What you will do: Throughout the listing below, copy each line containing "data".

___ Entries supplied

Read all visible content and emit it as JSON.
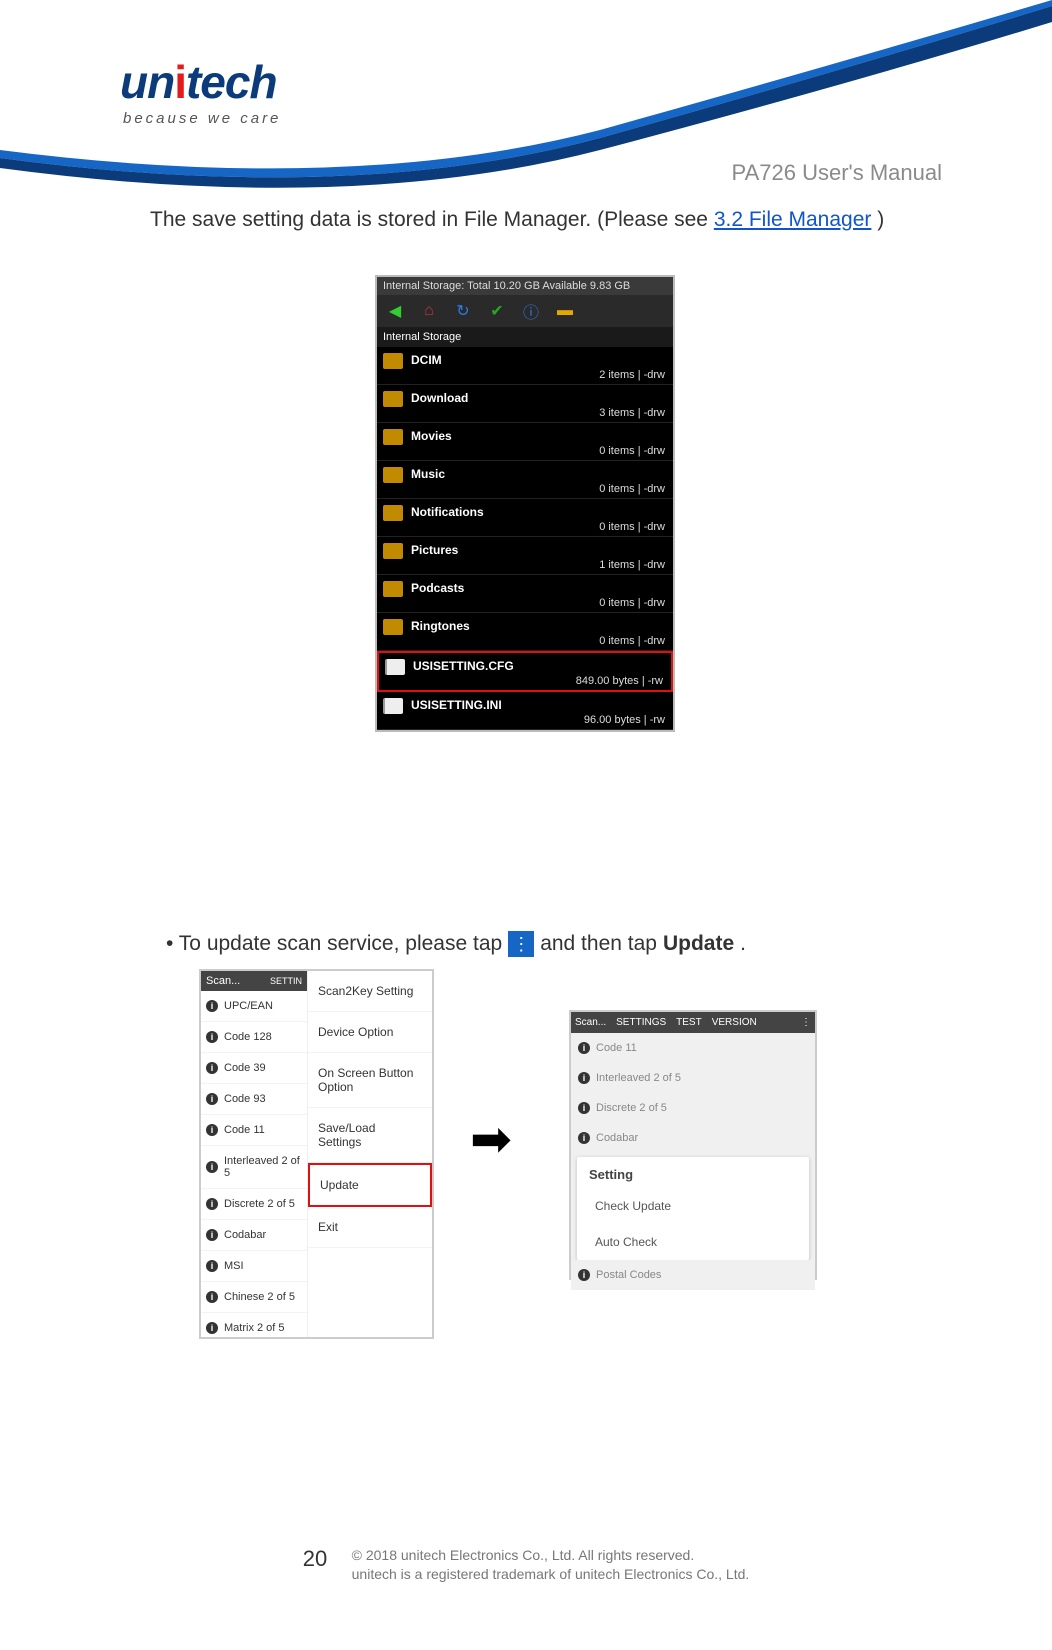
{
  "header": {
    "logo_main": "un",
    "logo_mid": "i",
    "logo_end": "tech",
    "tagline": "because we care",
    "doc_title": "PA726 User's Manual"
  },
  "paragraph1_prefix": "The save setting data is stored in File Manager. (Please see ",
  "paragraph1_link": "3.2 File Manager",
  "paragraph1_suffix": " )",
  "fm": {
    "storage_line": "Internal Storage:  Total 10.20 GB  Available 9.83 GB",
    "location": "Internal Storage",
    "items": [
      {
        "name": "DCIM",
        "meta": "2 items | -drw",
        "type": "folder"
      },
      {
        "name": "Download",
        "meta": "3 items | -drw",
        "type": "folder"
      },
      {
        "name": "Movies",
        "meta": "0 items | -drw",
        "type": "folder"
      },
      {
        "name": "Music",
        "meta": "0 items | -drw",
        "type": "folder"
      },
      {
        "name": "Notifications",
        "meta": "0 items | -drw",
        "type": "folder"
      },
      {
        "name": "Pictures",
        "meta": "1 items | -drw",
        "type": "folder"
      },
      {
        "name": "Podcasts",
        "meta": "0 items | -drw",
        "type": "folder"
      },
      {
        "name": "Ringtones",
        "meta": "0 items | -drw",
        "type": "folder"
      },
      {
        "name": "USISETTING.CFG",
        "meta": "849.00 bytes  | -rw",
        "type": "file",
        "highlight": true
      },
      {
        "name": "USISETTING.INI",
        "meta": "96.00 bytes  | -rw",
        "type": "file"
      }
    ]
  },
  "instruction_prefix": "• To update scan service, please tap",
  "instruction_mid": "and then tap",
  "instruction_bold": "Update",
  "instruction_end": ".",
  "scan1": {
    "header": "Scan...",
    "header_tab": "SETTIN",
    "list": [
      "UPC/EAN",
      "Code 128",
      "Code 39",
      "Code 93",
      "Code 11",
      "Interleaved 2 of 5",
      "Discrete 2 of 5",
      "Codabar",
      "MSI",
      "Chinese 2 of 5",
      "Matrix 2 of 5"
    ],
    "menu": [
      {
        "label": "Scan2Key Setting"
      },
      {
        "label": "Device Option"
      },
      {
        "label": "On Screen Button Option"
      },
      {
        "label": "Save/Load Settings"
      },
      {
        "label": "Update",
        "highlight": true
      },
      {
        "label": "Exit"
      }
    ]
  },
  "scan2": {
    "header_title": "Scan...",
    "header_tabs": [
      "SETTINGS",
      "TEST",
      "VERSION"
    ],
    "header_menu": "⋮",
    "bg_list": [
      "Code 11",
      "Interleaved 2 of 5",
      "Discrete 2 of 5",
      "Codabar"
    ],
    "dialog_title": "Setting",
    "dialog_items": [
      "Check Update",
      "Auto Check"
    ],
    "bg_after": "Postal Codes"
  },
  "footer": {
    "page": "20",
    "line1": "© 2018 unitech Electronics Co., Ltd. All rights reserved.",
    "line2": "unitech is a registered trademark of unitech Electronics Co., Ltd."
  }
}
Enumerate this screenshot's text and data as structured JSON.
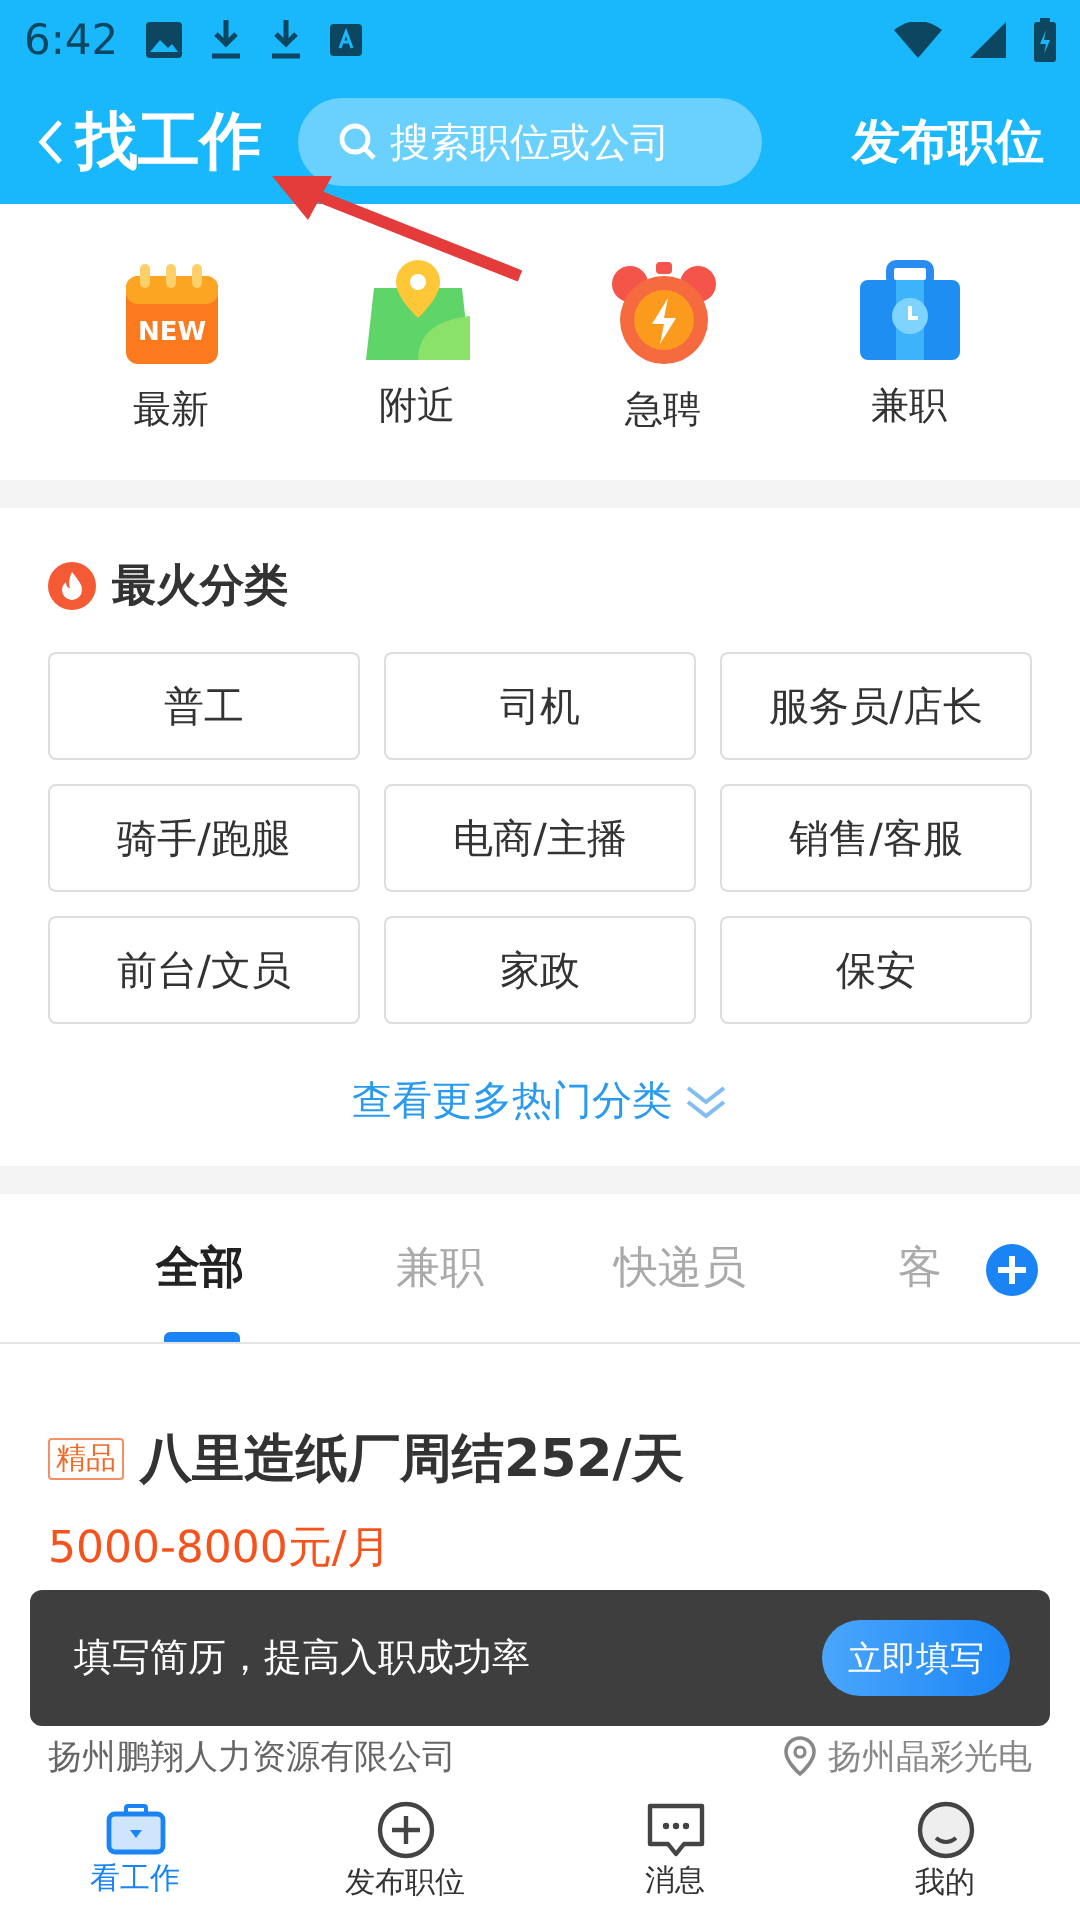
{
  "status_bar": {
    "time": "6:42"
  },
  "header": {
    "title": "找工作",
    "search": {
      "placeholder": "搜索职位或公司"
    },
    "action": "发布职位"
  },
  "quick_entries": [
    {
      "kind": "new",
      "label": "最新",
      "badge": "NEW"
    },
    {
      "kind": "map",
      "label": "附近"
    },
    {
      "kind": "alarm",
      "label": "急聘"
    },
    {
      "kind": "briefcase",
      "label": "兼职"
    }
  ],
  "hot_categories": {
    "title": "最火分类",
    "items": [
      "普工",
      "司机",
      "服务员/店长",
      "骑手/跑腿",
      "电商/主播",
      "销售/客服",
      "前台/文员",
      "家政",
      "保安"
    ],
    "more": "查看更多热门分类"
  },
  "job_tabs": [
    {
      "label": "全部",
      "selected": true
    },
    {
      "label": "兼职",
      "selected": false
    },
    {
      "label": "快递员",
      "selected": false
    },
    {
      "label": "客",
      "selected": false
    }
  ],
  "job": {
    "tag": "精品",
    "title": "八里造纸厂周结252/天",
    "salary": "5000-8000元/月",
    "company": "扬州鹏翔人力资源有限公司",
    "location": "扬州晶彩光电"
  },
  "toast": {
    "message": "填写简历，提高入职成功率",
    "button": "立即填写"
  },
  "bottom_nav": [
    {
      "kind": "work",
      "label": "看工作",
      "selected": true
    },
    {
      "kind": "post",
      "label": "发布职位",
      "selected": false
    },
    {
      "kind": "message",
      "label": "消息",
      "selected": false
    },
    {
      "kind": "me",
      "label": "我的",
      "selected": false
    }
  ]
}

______

Your solution:
  "paragraph1_prefix": "The save setting data is stored in File Manager. (Please see ",
Enumerate this screenshot's text and data as structured JSON.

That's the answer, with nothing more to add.